• WHAT THIS TASK INVOLVES: Every line below that holds the word "Fitting" must be listed.
****************************************
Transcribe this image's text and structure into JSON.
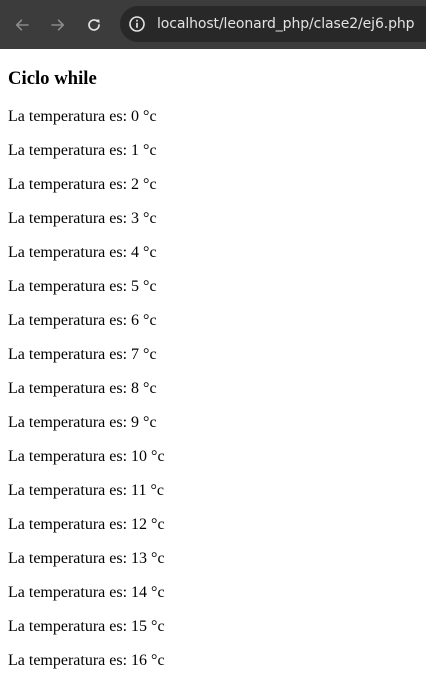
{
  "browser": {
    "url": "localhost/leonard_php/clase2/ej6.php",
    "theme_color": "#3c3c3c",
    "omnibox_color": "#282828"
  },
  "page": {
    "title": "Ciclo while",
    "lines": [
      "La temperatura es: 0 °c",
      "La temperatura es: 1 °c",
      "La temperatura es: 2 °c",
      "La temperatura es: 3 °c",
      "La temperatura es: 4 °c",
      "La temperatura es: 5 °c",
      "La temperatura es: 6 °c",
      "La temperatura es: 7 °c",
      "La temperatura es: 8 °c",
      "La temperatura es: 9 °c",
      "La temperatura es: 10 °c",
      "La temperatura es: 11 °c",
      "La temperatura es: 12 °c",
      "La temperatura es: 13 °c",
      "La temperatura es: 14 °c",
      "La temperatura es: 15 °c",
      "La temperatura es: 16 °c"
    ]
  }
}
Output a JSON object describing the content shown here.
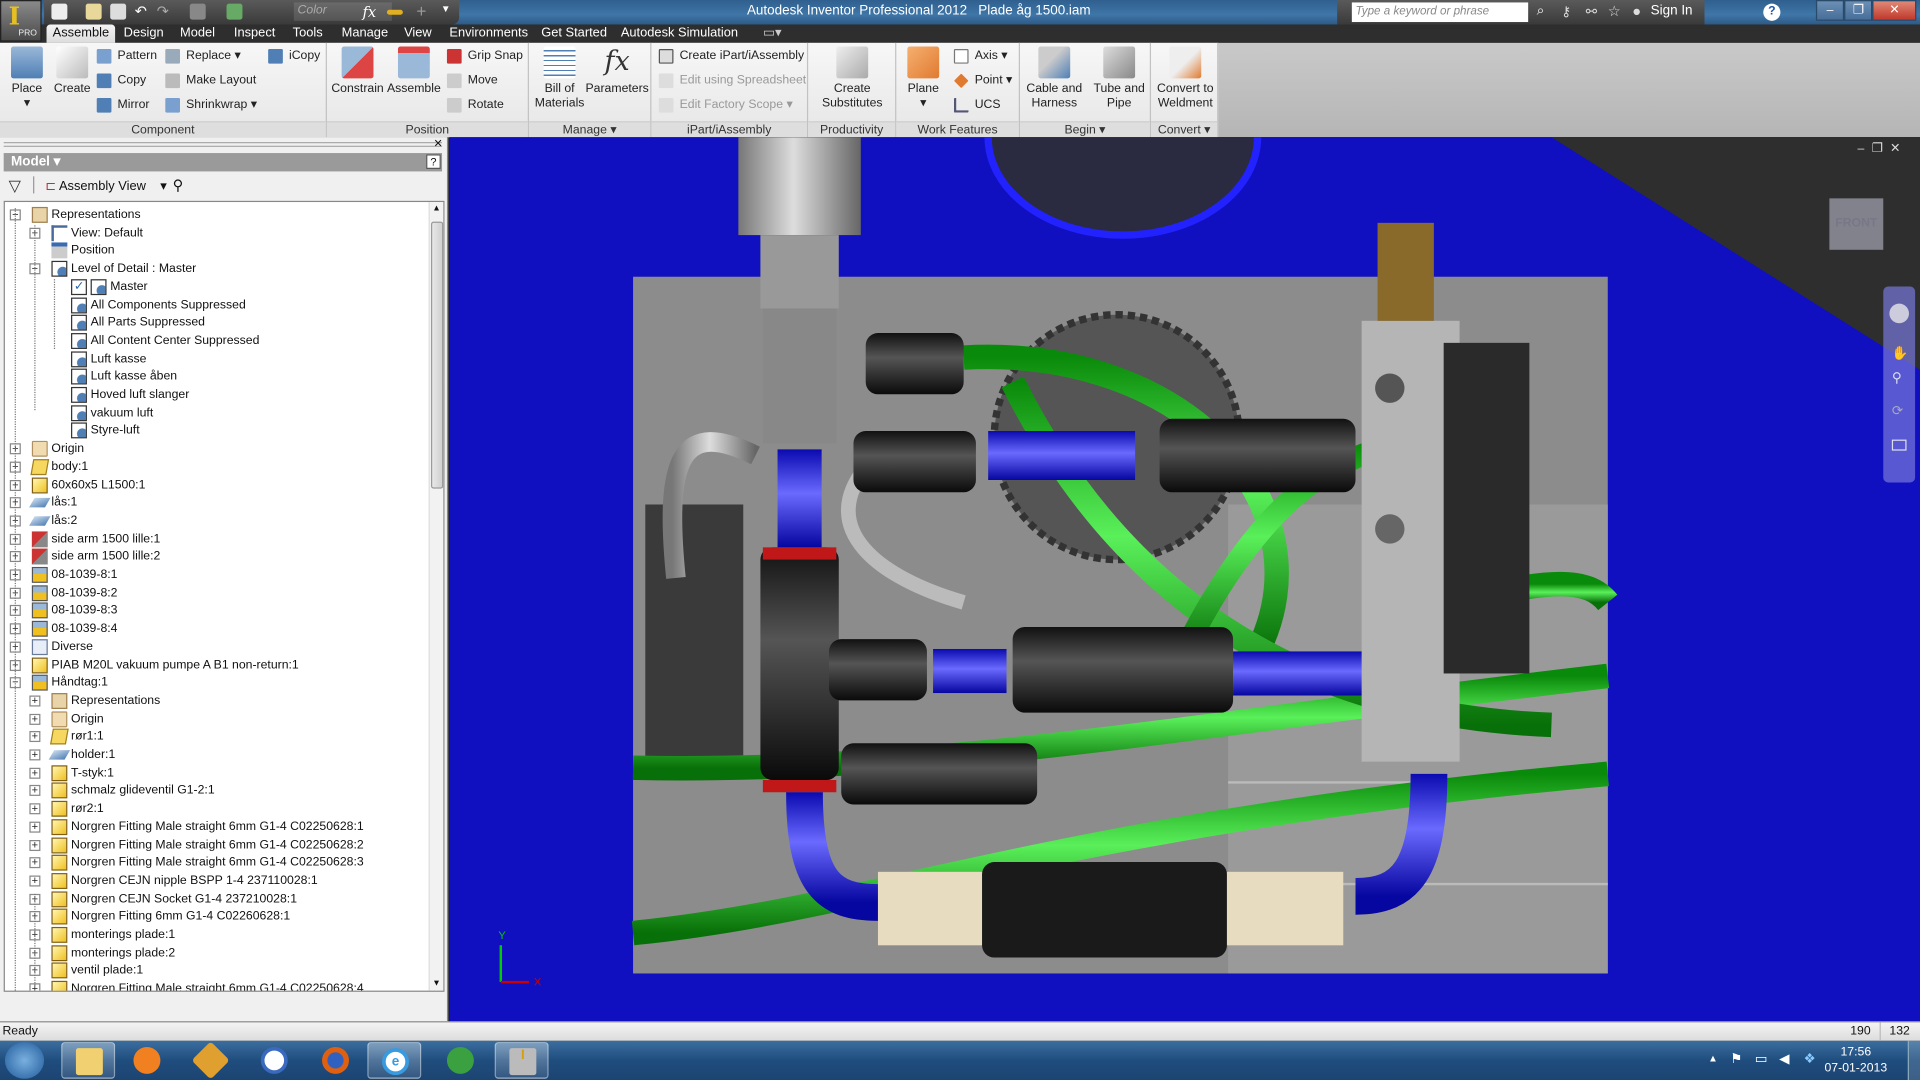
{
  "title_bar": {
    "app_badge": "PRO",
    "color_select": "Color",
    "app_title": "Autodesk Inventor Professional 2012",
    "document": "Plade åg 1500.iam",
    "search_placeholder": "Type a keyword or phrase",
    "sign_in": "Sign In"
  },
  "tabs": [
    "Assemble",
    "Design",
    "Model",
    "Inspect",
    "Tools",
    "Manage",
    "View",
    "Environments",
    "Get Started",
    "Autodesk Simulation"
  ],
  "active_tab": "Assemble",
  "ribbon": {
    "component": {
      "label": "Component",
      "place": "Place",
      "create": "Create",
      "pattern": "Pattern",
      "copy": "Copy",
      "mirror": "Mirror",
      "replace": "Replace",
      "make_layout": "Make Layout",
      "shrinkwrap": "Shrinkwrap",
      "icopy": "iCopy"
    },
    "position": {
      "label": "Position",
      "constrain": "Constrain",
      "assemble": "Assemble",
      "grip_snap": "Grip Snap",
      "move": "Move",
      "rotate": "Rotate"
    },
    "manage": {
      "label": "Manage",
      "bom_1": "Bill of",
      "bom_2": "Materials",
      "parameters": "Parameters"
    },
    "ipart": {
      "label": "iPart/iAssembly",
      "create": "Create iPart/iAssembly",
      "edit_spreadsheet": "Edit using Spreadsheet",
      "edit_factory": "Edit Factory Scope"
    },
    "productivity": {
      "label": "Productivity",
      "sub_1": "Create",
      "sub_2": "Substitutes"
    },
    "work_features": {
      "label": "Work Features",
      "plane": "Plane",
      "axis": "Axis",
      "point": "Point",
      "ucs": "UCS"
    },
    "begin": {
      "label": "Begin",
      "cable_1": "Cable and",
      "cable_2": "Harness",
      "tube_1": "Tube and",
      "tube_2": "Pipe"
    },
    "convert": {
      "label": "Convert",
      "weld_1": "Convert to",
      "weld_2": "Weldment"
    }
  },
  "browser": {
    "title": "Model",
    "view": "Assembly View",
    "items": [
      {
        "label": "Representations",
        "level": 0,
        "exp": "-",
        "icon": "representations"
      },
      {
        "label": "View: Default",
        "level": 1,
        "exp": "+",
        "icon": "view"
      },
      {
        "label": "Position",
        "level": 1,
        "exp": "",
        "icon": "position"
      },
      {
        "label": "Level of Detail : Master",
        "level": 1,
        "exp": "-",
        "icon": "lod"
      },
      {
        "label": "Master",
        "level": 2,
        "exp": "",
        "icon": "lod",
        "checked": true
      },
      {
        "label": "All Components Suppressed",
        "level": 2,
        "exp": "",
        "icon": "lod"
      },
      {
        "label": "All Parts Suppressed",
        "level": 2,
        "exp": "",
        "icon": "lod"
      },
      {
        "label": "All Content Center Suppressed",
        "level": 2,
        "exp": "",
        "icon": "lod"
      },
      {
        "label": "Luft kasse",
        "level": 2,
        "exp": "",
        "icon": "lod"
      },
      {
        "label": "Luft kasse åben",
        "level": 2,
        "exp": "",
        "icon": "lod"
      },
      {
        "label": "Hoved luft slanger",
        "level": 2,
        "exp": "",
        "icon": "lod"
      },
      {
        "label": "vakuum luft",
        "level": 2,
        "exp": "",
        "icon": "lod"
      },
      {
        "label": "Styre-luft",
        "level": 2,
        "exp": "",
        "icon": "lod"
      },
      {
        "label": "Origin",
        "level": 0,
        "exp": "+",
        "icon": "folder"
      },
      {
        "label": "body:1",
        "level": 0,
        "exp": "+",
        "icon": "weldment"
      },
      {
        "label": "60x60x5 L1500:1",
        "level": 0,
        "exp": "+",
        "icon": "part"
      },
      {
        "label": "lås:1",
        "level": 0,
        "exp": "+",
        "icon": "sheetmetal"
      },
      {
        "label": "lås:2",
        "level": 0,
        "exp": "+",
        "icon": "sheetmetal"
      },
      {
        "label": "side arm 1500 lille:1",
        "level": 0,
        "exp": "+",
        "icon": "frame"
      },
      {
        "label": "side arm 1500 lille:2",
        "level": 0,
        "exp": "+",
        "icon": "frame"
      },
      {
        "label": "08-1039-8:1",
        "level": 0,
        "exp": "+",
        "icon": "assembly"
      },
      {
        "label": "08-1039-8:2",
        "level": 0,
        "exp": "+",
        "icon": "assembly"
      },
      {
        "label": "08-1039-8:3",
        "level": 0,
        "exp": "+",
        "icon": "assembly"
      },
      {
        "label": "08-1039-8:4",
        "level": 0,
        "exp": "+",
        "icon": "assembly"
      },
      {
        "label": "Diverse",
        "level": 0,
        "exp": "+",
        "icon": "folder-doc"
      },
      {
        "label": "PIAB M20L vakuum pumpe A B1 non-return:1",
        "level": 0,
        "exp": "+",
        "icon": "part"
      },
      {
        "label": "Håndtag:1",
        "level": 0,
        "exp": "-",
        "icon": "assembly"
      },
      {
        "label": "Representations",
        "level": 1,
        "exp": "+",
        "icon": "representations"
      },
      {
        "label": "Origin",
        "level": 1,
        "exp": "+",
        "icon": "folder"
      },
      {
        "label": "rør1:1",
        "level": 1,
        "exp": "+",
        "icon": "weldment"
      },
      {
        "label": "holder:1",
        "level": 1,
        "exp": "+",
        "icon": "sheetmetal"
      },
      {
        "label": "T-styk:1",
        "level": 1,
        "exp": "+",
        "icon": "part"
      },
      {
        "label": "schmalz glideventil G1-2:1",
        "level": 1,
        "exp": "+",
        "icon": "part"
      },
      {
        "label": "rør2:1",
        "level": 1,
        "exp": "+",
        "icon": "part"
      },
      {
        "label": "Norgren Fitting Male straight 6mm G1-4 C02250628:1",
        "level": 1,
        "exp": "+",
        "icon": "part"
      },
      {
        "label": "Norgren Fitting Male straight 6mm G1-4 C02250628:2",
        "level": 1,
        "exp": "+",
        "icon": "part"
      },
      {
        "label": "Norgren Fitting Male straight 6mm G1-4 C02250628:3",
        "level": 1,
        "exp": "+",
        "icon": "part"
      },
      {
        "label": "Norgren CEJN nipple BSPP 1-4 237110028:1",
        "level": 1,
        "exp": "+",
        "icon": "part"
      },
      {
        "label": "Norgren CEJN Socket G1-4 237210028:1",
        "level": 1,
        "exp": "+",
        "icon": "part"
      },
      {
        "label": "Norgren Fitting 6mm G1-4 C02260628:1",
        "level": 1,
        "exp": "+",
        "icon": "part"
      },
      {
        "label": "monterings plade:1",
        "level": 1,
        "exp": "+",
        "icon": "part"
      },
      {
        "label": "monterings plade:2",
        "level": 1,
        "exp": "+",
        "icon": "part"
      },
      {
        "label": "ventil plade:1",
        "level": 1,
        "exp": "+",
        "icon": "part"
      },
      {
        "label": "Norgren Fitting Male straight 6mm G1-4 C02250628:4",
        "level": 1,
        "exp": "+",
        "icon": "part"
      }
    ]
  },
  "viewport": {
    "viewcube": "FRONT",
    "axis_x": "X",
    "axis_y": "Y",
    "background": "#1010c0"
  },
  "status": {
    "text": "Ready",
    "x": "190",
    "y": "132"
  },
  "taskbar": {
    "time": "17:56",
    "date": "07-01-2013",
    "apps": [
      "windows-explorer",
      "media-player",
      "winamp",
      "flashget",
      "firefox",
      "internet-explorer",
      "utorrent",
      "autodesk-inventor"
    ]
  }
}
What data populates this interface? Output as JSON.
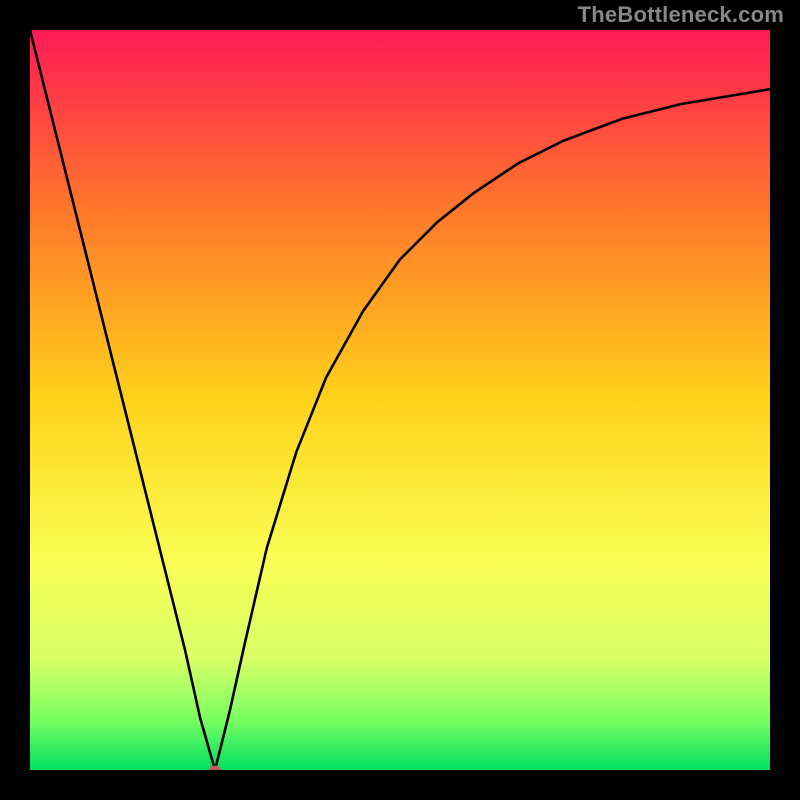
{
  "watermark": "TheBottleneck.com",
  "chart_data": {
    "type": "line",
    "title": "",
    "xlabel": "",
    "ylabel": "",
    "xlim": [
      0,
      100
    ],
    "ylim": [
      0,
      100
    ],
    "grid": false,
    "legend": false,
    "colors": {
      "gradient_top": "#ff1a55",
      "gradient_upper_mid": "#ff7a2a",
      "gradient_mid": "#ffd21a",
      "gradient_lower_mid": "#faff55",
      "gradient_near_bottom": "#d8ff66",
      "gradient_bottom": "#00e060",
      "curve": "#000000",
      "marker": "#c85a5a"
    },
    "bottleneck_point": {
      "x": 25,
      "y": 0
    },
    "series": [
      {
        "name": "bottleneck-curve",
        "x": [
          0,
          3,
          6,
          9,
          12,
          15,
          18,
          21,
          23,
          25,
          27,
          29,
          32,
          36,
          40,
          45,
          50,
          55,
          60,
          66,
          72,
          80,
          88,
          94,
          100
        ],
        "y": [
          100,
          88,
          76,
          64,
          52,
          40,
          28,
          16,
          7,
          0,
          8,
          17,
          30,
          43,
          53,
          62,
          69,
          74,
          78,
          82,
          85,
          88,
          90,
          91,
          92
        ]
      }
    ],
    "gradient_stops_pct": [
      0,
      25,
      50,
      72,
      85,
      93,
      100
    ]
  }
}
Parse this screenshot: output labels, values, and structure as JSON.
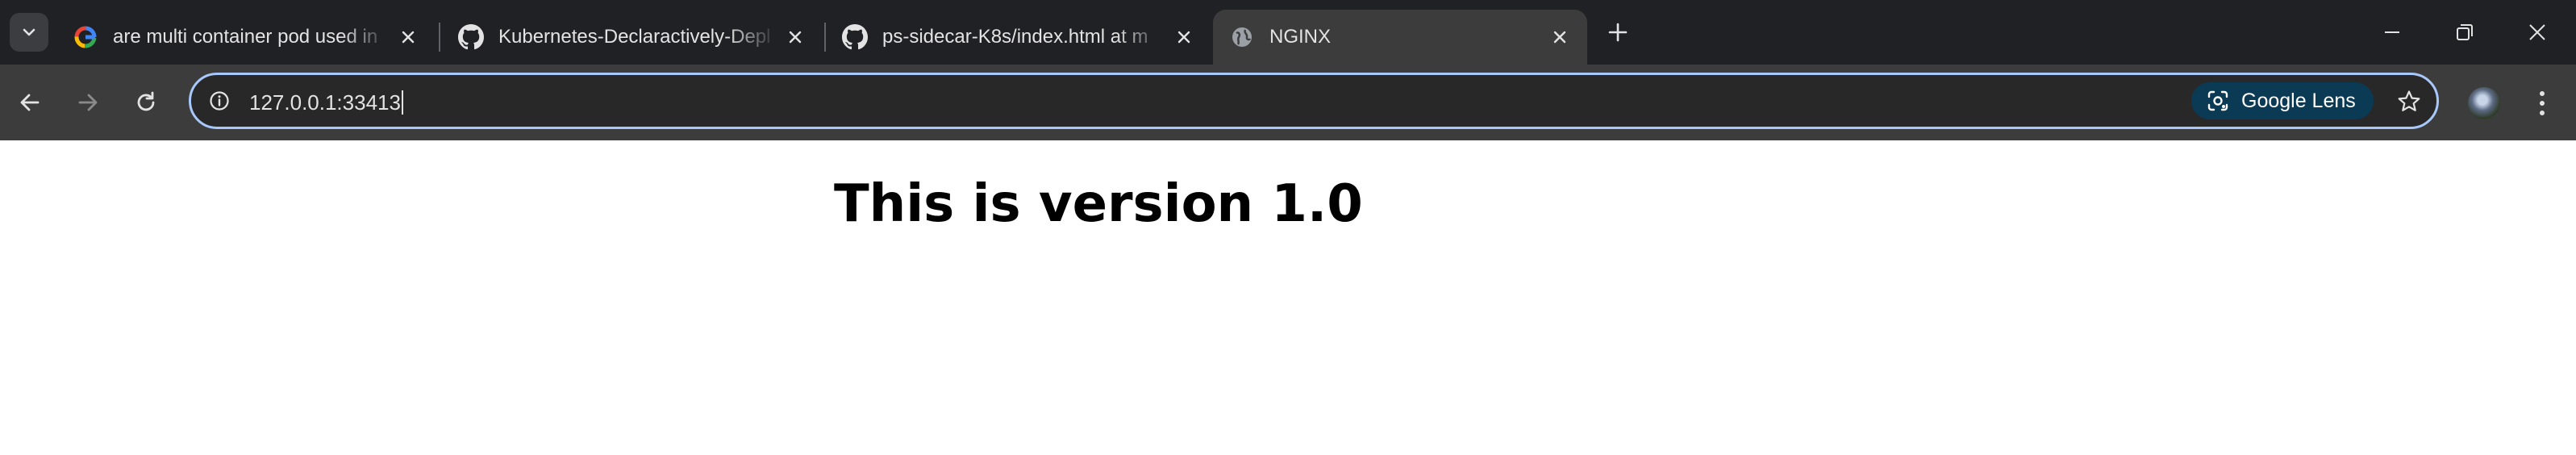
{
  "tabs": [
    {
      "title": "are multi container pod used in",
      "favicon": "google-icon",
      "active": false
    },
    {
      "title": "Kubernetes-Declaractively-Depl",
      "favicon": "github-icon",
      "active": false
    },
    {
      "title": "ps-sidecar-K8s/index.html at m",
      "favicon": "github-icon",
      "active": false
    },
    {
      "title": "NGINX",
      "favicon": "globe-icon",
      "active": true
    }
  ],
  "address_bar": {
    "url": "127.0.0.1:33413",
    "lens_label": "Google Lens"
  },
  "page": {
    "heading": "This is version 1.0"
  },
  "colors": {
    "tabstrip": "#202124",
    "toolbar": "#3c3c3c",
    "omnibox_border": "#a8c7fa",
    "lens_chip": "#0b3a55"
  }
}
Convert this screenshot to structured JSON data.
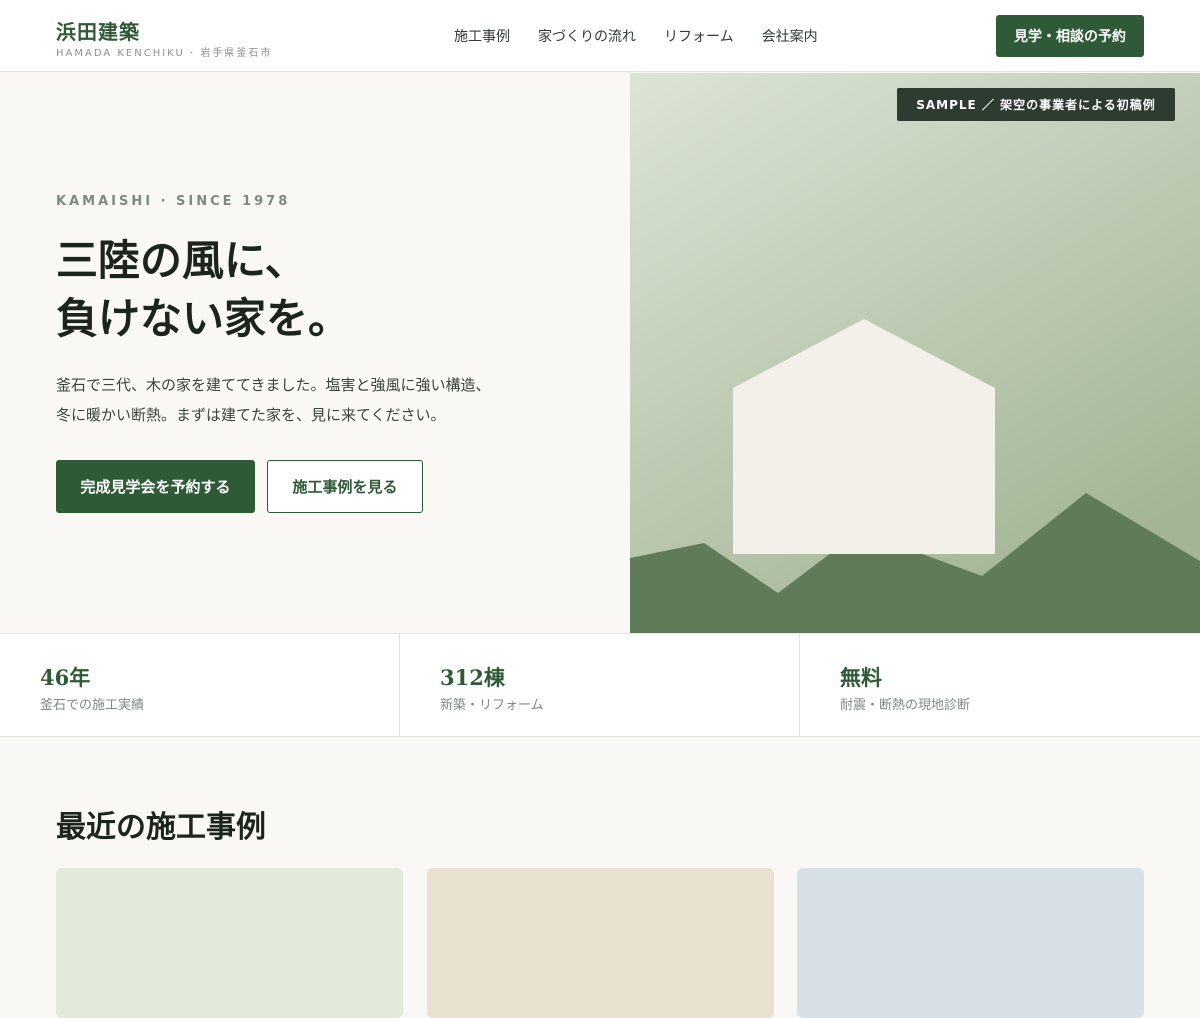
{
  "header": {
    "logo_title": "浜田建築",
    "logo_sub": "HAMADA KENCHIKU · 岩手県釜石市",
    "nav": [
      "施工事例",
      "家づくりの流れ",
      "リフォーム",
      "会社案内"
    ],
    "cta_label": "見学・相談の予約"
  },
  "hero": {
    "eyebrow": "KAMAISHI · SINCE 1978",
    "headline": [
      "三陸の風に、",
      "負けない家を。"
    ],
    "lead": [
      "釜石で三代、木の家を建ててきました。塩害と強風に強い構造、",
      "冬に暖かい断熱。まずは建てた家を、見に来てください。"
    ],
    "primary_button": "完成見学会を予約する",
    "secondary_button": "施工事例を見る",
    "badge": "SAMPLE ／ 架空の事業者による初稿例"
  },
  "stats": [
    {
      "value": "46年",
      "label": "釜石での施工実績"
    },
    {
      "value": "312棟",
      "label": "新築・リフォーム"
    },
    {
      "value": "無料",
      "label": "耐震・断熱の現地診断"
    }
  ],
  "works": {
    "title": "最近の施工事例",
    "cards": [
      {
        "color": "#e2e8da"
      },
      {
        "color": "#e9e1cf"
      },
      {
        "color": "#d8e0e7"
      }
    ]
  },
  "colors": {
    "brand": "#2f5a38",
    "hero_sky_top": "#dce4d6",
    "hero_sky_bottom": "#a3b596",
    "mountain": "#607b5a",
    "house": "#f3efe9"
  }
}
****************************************
• OUTPUT:
        "label": "Norgren Fitting Male straight 6mm G1-4 C02250628:1",
        "label": "Norgren Fitting Male straight 6mm G1-4 C02250628:2",
        "label": "Norgren Fitting Male straight 6mm G1-4 C02250628:3",
        "label": "Norgren Fitting 6mm G1-4 C02260628:1",
        "label": "Norgren Fitting Male straight 6mm G1-4 C02250628:4",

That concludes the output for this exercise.